Banking on your wrist? At the start of the year, many industry pundits were sceptical about the potential of wearable tech. After all, do millennials even wear watches?
But once Apple rolls out its Apple Watch next spring, I suspect wearing watches will be cool again. And practical. After all, you’ll be able to discreetly check your bank account balance to see if you have enough cash to cover the tab for dinner — with a quick glance at your wrist.
That’s now a reality with Scotiabank’s new Quick Balance app, the country’s first wearable banking technology. The app, available on the Samsung Gear 2 and Gear S, allows you to check your balance by swiping the screen on your wrist.
The velocity of the shift from online to mobile has been “spectacular,” Jeff Marshall, vice-president of the self-service customer experience with Scotiabank, told expertIP. “It’s a true hockey stick in terms of that growth. … We want to stay ahead of that.”
That means jumping on the wearable tech bandwagon. But that implies wearable tech is a fad or trend. More likely, it’s the next evolution of mobile computing.
And for Scotiabank, developing Quick Balance is an attempt to stay ahead of the curve with a self-service banking solution that consumers don’t even know they want — yet.
While Marshall says the use cases for wearable banking technology are limited right now — and there’s a “novelty factor” to the technology — it’s really about where it could go. Eventually, smart watches won’t have to be tethered to a smartphone and they’ll be capable of gathering a continuous flow of live data.

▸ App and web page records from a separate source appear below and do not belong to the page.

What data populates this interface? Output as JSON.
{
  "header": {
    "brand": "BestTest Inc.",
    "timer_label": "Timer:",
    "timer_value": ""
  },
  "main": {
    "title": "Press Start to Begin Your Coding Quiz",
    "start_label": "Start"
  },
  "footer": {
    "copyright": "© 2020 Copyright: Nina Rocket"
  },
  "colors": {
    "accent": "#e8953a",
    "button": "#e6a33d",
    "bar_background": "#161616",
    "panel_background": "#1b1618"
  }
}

Wearable tech is in its infancy, but research firms expect it will grow rapidly. “I would argue 2015 is going to be a big tipping point, triggered by Apple coming out with Apple Watch in the spring of 2015,” said tech analyst and TV host Amber MacArthur, better known as Amber Mac. “For years now we’ve been talking about mobile wallets and … there’s a good chance that mobile wallet will be on your wrist.”
Indeed, the killer app for smart watches and wearable banking technology could be mobile payments. Imagine checking your balance, paying for your coffee and collecting loyalty points with the swipe of your wrist instead of your phone.
Mac suspects other banks will follow in Scotiabank’s footsteps because wearable tech is likely the next big thing in mobile banking. “Everybody is talking about this omni-channel approach, where (consumers) have a similar experience across different platforms,” she said. The goal is to make this more seamless, whether they’re talking to a teller or swiping their watch (right now, Scotiabank’s Quick Balance is a standalone app).
“As wearables become more widely used and adopted we’ll continue to expand out to a lot more devices,” said Marshall. “It piggybacks off our mobile infrastructure, so because of that it was a fairly reasonable build.”
If you’re building out your infrastructure to support an omni-channel approach, you’d be remiss not to consider wearable technology. Sure, it might be seen as a bit of a novelty right now, but it’s a smart move (pun intended) for the future.
“It’s not just about having a smart watch,” said Mac, “but what you’ll be able to do with it.”